- ACTIVITY
Find the string "icon" in the records. Copy every line it appears in.

[Saved entries]
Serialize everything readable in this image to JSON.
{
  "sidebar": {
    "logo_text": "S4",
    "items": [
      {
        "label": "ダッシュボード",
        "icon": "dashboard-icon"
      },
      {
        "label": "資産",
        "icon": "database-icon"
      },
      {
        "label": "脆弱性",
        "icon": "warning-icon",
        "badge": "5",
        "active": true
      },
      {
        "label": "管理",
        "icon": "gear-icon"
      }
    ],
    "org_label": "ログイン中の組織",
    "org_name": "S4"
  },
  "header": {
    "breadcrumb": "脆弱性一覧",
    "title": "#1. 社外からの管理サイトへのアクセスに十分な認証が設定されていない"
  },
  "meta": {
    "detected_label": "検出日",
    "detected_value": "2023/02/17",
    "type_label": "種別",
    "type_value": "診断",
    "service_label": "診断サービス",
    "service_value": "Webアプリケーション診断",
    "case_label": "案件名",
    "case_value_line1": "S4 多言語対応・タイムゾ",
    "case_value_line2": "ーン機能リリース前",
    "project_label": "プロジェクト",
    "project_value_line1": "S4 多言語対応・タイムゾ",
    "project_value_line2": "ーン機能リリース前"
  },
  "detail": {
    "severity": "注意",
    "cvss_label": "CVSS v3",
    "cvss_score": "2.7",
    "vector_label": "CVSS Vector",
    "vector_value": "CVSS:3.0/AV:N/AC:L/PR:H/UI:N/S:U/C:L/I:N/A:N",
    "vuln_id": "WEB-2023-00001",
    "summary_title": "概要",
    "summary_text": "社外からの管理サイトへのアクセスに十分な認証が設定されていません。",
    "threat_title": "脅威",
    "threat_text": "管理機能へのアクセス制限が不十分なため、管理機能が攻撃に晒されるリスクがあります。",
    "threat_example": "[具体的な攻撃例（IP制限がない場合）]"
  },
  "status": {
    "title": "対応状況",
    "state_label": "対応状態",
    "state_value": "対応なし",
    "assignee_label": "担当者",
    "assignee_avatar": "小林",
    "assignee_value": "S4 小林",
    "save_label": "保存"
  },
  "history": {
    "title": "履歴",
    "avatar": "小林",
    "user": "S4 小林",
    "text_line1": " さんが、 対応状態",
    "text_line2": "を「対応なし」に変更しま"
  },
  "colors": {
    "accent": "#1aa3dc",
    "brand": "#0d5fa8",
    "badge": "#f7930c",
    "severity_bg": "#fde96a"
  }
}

- ANSWER TO THIS TASK
        "icon": "dashboard-icon"
        "icon": "database-icon"
        "icon": "warning-icon",
        "icon": "gear-icon"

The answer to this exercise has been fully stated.